Mvt. 4 Chorale for Alto
Weisheit und Verstand und Verstand
(Wisdom and reason are, moreover
The oboes d’amore accompany her straightforward singing of stanza 5, which presents the thought that God knows all our joys and pains and that we can depend on Him, even though our present state is sad. The unfortunate oboes d’amore have to play for 58 bars with no more than a very occasional quavr rest of relief.
Mvt. 5 Recitative for Tenor
Wir wollen uns nicht länger zagen
(Let us then falter no longer)
This secco narration paraphrases stanzas 6 to 8 of the hymn. This most expressive recitative is the only one in this cantata. The tenor says that we Christians should not be fearful of anguish and pain, since Jesus Himself endured much more of them. We must be patient and trust God. He ends with an arioso on the word ‘Geduld!’ (Patience).
Mvt. 6 Aria for Bass
Das Stürmen von den rauhen Winden
(The raging of the cruel wind)
Continuo only accompanies this paraphrase of stanza 9. The text conjures up the imagery of a windstorm beating over a grain field. Bach’s melody suggests a parallel in the stormy violence of the scene at Golgotha. Just as the wind produces a better crop, so His sacrifice will bear fruit in the soul of a Christian, who also endures the discipline of pain. The bass is given long florid phrases at each repetition of ‘Stürmen’ (raging), and the whirlwind of notes is three times checked at the end of the middle section as the bass sings ‘Küßt seines Sohnes Hand, verehrt die treue Zucht’ (Kiss His Son’s hand, honour tru discipline).
Mvt. 7 Chorale and Recitative for Bass, Tenor, Alto, Soprano
Ei nun, mein Gott, so fall ich dir
(Ah, my God, I come to Thee)
Stanza 10 is sung in interpolation of the soloists, each giving the recitative in the above order. This is a better arrangement than Mvt. 2, because the choir’s lines are not interrupted for so long by the soloists’ following comments. Their theme is submission to God’s will and praise of Him and Hin son. Bach divides each line of the chorale in all voices in such a way that the rhythmic flow is not interrupted. The melody is richly harmonised.
Mvt. 8 Aria for Soprano
Meinem Hirten bleib ich treu
(I shall remain true to my Shepherd)
Bach’s setting for this exquisite aria uses the oboe d’amore and pizzicato strings, which produce a magic touch of pastoral charm. The oboe seems to sing in duet with the soprano throughout, making this the most appealing movement in the cantata.
Mvt. 9 Chorale
Soll ich den auch des Todes Weg
(Through I journey along the path of death)

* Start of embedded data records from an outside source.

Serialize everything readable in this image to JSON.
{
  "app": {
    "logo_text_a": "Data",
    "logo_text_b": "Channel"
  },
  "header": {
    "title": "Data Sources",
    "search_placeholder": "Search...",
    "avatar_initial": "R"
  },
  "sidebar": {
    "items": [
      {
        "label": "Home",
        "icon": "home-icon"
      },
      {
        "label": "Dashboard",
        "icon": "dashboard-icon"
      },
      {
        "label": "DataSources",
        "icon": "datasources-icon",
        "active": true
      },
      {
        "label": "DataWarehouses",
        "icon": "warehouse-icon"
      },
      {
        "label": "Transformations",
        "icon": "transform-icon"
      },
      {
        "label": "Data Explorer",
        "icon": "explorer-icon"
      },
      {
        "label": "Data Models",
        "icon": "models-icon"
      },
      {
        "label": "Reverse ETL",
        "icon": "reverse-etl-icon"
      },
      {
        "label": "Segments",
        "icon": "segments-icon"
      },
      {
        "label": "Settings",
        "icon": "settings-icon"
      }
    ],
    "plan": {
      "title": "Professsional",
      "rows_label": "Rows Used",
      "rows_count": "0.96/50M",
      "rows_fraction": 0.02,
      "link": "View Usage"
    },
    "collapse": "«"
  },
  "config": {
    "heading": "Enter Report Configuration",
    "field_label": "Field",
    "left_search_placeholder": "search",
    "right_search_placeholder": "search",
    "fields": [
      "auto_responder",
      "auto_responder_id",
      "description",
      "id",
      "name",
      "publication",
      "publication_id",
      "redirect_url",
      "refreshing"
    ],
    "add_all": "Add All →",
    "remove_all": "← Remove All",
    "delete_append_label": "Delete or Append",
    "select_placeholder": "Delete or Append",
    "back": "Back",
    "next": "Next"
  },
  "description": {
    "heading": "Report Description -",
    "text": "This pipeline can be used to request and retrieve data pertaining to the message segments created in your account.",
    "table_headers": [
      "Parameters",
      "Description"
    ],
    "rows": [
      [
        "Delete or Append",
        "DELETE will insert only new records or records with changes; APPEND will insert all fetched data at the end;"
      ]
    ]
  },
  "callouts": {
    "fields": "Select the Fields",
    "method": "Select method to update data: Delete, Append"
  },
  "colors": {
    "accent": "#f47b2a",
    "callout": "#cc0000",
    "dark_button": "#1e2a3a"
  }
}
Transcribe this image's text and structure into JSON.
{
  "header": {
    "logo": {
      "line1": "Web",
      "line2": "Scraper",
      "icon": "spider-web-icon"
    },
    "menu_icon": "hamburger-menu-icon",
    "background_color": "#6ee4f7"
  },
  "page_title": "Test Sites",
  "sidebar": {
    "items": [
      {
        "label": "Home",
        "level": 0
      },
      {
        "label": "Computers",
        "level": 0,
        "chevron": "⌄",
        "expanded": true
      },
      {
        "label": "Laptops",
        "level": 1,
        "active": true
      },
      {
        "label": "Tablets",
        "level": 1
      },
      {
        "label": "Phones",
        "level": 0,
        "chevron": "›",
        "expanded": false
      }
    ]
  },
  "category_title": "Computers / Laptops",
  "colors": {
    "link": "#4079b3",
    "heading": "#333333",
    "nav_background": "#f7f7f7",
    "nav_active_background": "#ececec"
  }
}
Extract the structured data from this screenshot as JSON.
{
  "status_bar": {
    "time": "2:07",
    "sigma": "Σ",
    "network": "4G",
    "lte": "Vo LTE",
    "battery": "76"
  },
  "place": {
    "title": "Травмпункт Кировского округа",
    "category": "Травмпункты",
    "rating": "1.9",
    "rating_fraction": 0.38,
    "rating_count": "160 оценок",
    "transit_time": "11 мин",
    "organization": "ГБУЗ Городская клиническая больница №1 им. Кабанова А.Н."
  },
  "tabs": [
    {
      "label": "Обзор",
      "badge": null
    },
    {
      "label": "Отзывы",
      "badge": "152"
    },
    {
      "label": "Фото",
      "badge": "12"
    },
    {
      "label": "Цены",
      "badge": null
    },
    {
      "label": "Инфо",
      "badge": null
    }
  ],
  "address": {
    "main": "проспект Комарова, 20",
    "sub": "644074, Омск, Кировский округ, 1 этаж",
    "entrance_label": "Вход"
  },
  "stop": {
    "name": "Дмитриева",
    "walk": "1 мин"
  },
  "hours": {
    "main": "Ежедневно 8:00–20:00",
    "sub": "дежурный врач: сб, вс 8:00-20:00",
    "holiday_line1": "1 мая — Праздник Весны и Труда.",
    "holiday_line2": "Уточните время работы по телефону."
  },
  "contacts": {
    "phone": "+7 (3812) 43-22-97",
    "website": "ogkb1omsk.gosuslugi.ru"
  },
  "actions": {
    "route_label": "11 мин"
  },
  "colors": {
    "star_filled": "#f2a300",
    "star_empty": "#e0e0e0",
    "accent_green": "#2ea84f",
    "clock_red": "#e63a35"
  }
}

All voice and instruments combine in this 12th stanza of the hymn. Acceptance of our suffering and trust in the Lord as our Shepherd are the themes of this last verse, thereby summarising the thought in all the previous numbers.